We’re still trying to get details on this, but it appears that union thugs, angry about Michigan’s recently passed right-to-work legislation, have trashed an Americans for Prosperity tent outside of a protest in Lansing. According to Businessweek, pro-union supporters “[tore] down a tent set up by Americans for Prosperity, overturning tables and stamping on signs.”
Here’s video of the police breaking up the mess:
Within moments of Wisconsin Gov. Scott Walker being declared the winner of the recall election against Milwaukee Mayor Tom Barrett, labor unions, commentators and other talking heads started railing against money in politics. Take, for example, the theatrics of the guy interviewed on CNN, who insisted that “democracy died” on Tuesday because of the infusion of money — some $63 million — into the state to promote or tear down candidates in the race:
Yes, your tears please me. But seriously, this guy could not be more wrong. The Washington Post noted yesterday that outside spending didn’t influence many voters, pointing to exit polling that showed that 88% of voters had their minds made up before May 1st. In other words, as Cato’s John Samples notes, “[b]y the time the ads hit the airwaves, there were few undecided voters.”
Last night, Wisconsin Gov. Scott Walker and his Democratic opponent, Tom Barrett, squared off in Milwaukee for the last debate before Tuesday’s recall election. From the looks of it, the debate was heated at times; however, Walker managed to make Barrett look foolish on economic issues facing the state, including job creation. He also knocked Barrett for supporting a very expensive, two-mile train.

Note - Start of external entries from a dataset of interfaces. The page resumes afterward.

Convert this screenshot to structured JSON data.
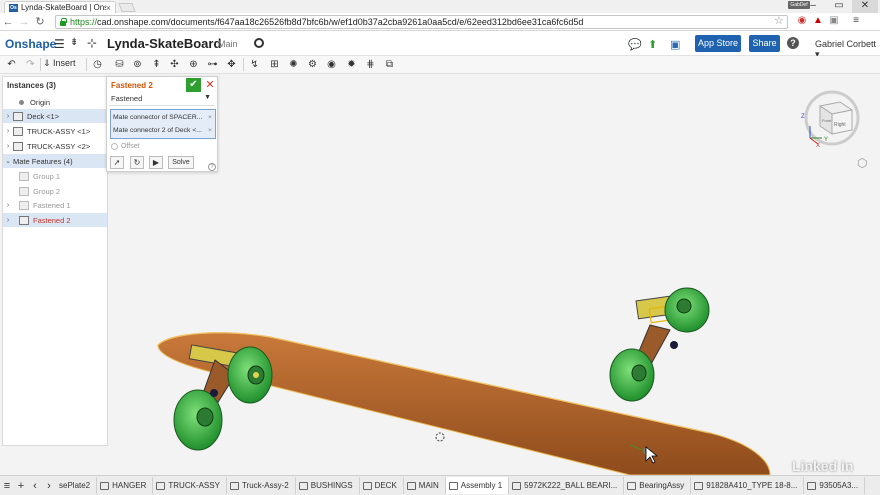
{
  "browser": {
    "tab_title": "Lynda-SkateBoard | Onsh",
    "tab_favicon": "Os",
    "url_https": "https://",
    "url_rest": "cad.onshape.com/documents/f647aa18c26526fb8d7bfc6b/w/ef1d0b37a2cba9261a0aa5cd/e/62eed312bd6ee31ca6fc6d5d",
    "window_label": "GabDef"
  },
  "header": {
    "logo": "Onshape",
    "doc_name": "Lynda-SkateBoard",
    "branch": "Main",
    "app_store": "App Store",
    "share": "Share",
    "help": "?",
    "user": "Gabriel Corbett ▾"
  },
  "toolbar": {
    "insert_label": "Insert"
  },
  "instances": {
    "title": "Instances (3)",
    "rows": [
      {
        "label": "Origin"
      },
      {
        "label": "Deck <1>"
      },
      {
        "label": "TRUCK-ASSY <1>"
      },
      {
        "label": "TRUCK-ASSY <2>"
      },
      {
        "label": "Mate Features (4)"
      },
      {
        "label": "Group 1"
      },
      {
        "label": "Group 2"
      },
      {
        "label": "Fastened 1"
      },
      {
        "label": "Fastened 2"
      }
    ]
  },
  "dialog": {
    "title": "Fastened 2",
    "type": "Fastened",
    "connectors": [
      {
        "label": "Mate connector of SPACER..."
      },
      {
        "label": "Mate connector 2 of Deck <..."
      }
    ],
    "offset": "Offset",
    "solve": "Solve"
  },
  "viewcube": {
    "front": "Front",
    "right": "Right",
    "x": "X",
    "y": "Y",
    "z": "Z"
  },
  "bottom_tabs": [
    {
      "label": "sePlate2"
    },
    {
      "label": "HANGER"
    },
    {
      "label": "TRUCK-ASSY"
    },
    {
      "label": "Truck-Assy-2"
    },
    {
      "label": "BUSHINGS"
    },
    {
      "label": "DECK"
    },
    {
      "label": "MAIN"
    },
    {
      "label": "Assembly 1",
      "active": true
    },
    {
      "label": "5972K222_BALL BEARI..."
    },
    {
      "label": "BearingAssy"
    },
    {
      "label": "91828A410_TYPE 18-8..."
    },
    {
      "label": "93505A3..."
    }
  ],
  "watermark": "Linked in",
  "colors": {
    "brand": "#1f5fa8",
    "deck": "#b86a2b",
    "wheel": "#3fb84a",
    "dialog_title": "#d35400",
    "ok_green": "#2e9e2e"
  }
}
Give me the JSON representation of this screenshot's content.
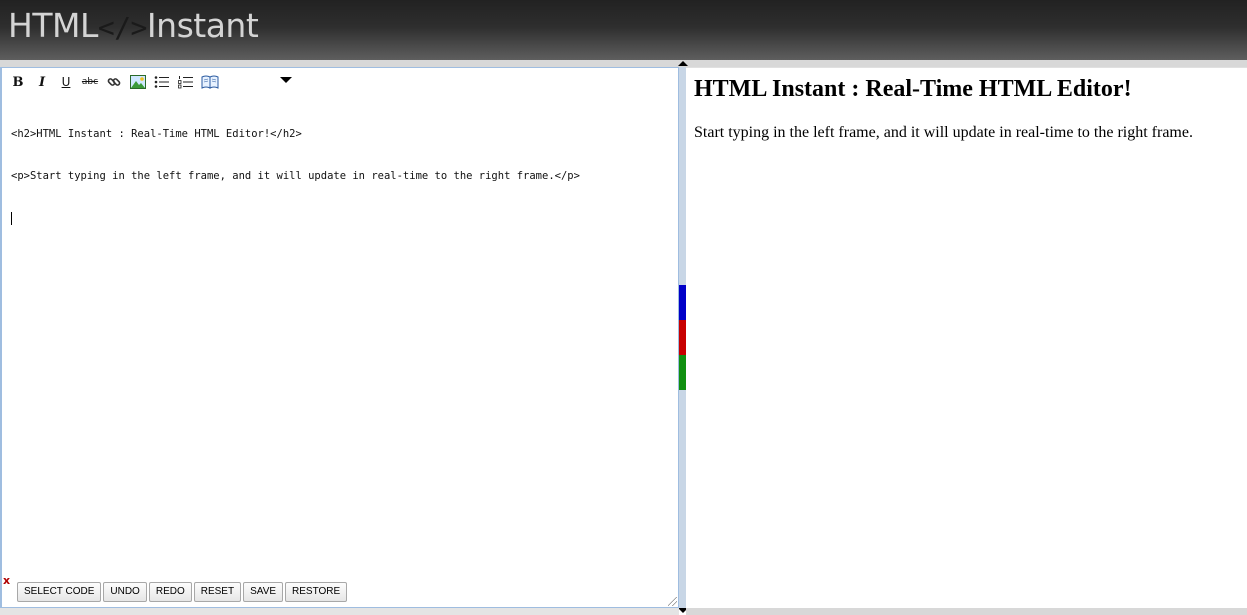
{
  "header": {
    "logo_part1": "HTML",
    "logo_part2": "</>",
    "logo_part3": "Instant"
  },
  "toolbar": {
    "bold": "B",
    "italic": "I",
    "underline": "U",
    "strike": "abc",
    "icons": [
      "bold-icon",
      "italic-icon",
      "underline-icon",
      "strikethrough-icon",
      "link-icon",
      "image-icon",
      "bullet-list-icon",
      "numbered-list-icon",
      "book-icon",
      "dropdown-icon"
    ]
  },
  "editor": {
    "lines": [
      "<h2>HTML Instant : Real-Time HTML Editor!</h2>",
      "<p>Start typing in the left frame, and it will update in real-time to the right frame.</p>"
    ],
    "close_label": "x",
    "buttons": [
      "SELECT CODE",
      "UNDO",
      "REDO",
      "RESET",
      "SAVE",
      "RESTORE"
    ]
  },
  "preview": {
    "heading": "HTML Instant : Real-Time HTML Editor!",
    "paragraph": "Start typing in the left frame, and it will update in real-time to the right frame."
  },
  "splitter": {
    "swatch_colors": [
      "#0000c8",
      "#c80000",
      "#109010"
    ]
  }
}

* Money: Walker raised an unprecedented $21 million for his recall campaign this year, nearly double the $11 million he spent getting elected in the first place in 2010. Barrett, who entered the race in March, has raised just $3 million. At the same time, independent groups have poured money into the state; though national progressives and public-employee unions are on the side of the recall effort, they haven’t been able to match the pro-Walker side’s spending. Currently, Walker and his allies are outspending Barrett and his backers on television ads by a 3-to-1 margin, according to a Hotline analysis.